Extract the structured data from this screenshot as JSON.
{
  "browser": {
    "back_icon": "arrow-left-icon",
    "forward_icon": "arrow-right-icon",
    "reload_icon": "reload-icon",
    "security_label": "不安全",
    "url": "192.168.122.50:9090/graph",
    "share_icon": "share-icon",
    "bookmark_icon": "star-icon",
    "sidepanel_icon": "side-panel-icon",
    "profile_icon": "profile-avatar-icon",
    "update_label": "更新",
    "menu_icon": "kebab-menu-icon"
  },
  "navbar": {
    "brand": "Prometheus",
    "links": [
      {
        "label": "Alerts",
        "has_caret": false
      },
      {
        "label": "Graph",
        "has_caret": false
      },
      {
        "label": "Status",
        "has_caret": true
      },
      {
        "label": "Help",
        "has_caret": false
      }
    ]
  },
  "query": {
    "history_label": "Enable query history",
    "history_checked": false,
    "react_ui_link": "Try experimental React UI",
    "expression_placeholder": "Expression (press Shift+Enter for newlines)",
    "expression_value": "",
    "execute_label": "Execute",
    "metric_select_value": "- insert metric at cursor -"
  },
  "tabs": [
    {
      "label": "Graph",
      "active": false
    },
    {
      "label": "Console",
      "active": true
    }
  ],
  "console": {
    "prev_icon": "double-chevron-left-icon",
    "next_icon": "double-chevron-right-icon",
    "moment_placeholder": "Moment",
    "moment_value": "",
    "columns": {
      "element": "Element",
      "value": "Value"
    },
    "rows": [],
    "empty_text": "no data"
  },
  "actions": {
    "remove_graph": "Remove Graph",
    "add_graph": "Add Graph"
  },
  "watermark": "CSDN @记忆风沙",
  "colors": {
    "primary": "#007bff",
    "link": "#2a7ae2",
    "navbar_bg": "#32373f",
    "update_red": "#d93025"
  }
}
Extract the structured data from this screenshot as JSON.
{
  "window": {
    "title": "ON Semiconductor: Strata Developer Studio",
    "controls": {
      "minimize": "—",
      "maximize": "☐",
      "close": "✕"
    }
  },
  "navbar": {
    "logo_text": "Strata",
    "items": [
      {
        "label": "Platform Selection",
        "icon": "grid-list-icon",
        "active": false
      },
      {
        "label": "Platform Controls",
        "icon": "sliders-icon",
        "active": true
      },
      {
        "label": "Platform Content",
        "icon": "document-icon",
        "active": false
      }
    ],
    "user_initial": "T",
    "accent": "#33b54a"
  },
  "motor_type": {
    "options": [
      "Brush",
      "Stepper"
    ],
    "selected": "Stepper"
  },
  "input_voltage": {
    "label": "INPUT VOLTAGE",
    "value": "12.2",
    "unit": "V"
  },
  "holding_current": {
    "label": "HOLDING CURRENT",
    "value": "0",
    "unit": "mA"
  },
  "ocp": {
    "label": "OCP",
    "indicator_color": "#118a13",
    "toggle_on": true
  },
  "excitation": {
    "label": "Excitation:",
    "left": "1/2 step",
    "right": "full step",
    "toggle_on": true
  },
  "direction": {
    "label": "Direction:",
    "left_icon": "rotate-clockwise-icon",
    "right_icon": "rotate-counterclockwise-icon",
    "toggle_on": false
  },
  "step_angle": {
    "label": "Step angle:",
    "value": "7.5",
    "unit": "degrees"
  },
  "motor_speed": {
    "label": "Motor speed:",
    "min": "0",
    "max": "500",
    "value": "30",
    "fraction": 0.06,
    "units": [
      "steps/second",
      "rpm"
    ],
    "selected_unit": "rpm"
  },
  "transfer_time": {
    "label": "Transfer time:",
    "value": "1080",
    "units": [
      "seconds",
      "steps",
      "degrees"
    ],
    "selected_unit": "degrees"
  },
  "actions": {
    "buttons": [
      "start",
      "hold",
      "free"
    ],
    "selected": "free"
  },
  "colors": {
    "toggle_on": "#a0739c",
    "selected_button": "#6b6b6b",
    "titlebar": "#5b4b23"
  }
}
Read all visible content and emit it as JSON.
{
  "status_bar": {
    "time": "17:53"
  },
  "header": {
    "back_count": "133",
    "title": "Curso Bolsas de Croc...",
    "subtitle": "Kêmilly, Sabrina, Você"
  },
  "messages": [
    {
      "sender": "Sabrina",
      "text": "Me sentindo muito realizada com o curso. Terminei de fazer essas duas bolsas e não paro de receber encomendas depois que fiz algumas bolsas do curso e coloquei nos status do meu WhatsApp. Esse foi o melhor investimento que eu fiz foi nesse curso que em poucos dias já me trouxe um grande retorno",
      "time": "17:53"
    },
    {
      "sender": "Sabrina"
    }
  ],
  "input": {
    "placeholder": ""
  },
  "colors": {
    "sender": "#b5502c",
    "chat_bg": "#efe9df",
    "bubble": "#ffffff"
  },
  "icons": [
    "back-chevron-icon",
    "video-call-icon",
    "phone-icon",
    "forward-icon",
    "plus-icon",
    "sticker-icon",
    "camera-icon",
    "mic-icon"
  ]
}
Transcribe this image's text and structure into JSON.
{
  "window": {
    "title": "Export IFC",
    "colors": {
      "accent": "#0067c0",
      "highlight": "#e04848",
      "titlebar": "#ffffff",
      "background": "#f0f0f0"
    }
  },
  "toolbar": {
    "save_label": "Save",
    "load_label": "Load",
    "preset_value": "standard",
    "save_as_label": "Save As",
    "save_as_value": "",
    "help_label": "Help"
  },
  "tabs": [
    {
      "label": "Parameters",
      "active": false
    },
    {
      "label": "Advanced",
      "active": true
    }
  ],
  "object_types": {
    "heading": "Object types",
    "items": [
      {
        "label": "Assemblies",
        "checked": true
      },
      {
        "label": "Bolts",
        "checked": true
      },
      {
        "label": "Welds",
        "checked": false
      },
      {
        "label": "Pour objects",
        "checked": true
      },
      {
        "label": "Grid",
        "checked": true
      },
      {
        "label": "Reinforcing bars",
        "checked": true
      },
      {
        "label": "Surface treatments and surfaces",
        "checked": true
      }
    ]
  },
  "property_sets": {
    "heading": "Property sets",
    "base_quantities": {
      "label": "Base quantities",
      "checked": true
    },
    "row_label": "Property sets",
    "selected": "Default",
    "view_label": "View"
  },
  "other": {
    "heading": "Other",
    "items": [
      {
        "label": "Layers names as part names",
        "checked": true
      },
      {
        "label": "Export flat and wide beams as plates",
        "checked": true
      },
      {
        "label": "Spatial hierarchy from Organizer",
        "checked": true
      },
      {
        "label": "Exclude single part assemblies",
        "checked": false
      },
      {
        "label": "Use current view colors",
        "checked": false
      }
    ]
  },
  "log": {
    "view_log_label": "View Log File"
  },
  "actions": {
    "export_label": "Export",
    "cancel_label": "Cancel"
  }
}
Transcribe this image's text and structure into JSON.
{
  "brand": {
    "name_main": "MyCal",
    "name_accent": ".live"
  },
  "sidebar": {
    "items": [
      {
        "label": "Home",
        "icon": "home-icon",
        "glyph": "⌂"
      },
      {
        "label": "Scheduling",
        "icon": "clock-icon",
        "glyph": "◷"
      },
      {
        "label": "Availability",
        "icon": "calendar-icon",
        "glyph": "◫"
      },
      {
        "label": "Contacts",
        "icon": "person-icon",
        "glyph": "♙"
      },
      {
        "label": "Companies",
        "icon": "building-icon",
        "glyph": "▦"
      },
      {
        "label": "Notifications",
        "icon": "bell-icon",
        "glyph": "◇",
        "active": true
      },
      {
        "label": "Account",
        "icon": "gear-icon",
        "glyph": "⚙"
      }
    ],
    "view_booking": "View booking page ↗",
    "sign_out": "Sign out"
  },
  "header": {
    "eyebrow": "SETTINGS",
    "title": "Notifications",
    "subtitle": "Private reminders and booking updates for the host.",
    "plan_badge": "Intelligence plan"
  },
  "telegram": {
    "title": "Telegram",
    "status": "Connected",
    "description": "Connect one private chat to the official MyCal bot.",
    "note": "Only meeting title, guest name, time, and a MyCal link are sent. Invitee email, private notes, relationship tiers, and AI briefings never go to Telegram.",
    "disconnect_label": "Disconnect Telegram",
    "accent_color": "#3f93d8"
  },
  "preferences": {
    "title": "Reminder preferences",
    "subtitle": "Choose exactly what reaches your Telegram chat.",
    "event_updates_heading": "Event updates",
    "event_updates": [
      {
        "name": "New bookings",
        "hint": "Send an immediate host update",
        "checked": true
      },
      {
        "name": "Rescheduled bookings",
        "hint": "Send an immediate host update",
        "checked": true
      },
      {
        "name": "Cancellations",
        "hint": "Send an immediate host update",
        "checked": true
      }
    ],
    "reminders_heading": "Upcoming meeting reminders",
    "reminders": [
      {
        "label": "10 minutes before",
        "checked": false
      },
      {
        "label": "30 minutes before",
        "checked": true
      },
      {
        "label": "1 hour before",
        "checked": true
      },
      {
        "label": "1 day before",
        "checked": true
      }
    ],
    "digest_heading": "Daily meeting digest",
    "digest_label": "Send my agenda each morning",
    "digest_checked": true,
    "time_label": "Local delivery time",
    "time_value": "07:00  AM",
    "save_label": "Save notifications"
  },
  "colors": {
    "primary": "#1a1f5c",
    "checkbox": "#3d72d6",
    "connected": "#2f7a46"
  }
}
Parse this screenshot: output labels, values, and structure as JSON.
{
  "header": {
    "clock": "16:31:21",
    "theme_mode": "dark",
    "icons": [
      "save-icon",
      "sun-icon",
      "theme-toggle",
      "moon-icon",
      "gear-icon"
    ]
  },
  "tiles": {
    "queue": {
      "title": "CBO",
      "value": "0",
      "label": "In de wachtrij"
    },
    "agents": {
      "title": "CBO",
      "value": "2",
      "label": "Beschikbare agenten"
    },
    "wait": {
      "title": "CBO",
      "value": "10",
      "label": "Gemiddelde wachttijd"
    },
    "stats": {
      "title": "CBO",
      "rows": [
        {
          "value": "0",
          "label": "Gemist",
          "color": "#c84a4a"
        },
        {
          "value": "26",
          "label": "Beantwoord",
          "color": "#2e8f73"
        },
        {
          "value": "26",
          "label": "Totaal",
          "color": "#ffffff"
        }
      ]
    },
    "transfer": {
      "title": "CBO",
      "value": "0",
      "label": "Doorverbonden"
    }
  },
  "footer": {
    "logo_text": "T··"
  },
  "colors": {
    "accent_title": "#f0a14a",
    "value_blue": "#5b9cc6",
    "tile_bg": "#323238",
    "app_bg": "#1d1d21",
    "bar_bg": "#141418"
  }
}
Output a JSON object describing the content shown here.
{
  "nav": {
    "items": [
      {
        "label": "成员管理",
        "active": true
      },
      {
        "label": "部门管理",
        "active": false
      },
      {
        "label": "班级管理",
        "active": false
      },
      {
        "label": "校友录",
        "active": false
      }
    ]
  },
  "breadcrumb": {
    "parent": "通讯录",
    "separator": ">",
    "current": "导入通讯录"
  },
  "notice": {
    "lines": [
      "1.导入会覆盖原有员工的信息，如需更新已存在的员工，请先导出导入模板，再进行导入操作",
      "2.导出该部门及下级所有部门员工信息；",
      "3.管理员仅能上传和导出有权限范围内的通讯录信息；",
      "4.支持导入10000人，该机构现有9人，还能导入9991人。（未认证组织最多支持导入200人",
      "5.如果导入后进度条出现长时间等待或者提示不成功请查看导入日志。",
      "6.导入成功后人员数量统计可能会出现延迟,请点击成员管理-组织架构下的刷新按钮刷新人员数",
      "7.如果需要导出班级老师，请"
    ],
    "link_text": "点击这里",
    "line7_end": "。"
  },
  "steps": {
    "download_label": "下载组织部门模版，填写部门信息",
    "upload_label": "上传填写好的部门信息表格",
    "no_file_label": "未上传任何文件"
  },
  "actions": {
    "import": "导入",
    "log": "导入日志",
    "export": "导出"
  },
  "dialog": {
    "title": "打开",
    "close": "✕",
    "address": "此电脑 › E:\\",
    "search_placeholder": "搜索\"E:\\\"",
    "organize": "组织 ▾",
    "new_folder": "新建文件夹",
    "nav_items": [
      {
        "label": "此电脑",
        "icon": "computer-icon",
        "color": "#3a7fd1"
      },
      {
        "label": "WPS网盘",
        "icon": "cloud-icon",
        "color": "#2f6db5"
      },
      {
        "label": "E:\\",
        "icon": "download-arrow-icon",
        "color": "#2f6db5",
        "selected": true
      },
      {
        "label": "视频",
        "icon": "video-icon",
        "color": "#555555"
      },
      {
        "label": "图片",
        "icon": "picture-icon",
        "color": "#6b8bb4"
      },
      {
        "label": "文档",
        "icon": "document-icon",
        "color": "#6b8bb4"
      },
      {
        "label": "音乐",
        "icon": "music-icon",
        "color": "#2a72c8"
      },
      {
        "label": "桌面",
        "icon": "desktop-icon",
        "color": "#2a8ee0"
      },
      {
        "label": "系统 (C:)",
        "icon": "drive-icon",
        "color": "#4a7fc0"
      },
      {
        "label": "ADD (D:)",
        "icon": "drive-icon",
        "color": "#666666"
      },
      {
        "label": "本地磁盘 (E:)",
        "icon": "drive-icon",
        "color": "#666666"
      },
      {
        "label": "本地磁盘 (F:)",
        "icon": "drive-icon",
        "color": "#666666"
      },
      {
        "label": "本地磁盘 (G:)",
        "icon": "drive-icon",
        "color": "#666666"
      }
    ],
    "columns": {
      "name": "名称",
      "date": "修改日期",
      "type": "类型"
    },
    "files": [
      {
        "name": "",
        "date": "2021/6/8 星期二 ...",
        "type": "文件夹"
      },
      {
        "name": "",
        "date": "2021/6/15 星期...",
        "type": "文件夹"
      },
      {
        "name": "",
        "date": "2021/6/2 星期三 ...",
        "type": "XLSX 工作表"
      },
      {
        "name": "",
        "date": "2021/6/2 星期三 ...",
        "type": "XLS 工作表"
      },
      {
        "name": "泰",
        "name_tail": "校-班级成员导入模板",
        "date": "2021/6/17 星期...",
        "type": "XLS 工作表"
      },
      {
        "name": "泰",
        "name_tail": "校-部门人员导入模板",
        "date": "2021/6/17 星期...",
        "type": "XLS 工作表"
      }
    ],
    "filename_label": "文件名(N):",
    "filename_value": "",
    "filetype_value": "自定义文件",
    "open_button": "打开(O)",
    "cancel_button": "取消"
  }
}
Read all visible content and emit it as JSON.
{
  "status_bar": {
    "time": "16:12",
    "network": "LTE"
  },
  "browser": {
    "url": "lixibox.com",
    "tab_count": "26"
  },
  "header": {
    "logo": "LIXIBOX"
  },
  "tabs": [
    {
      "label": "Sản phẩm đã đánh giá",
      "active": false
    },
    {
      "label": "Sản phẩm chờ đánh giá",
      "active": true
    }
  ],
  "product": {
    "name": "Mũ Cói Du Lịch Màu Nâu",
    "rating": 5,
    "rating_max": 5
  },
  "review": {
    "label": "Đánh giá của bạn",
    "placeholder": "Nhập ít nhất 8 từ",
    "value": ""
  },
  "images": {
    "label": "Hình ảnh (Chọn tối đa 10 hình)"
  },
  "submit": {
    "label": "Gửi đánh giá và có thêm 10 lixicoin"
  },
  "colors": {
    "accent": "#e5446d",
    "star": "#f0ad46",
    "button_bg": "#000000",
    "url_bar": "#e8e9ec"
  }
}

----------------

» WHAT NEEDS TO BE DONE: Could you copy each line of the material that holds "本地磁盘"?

» FINISHED TASK:
        "label": "本地磁盘 (E:)",
        "label": "本地磁盘 (F:)",
        "label": "本地磁盘 (G:)",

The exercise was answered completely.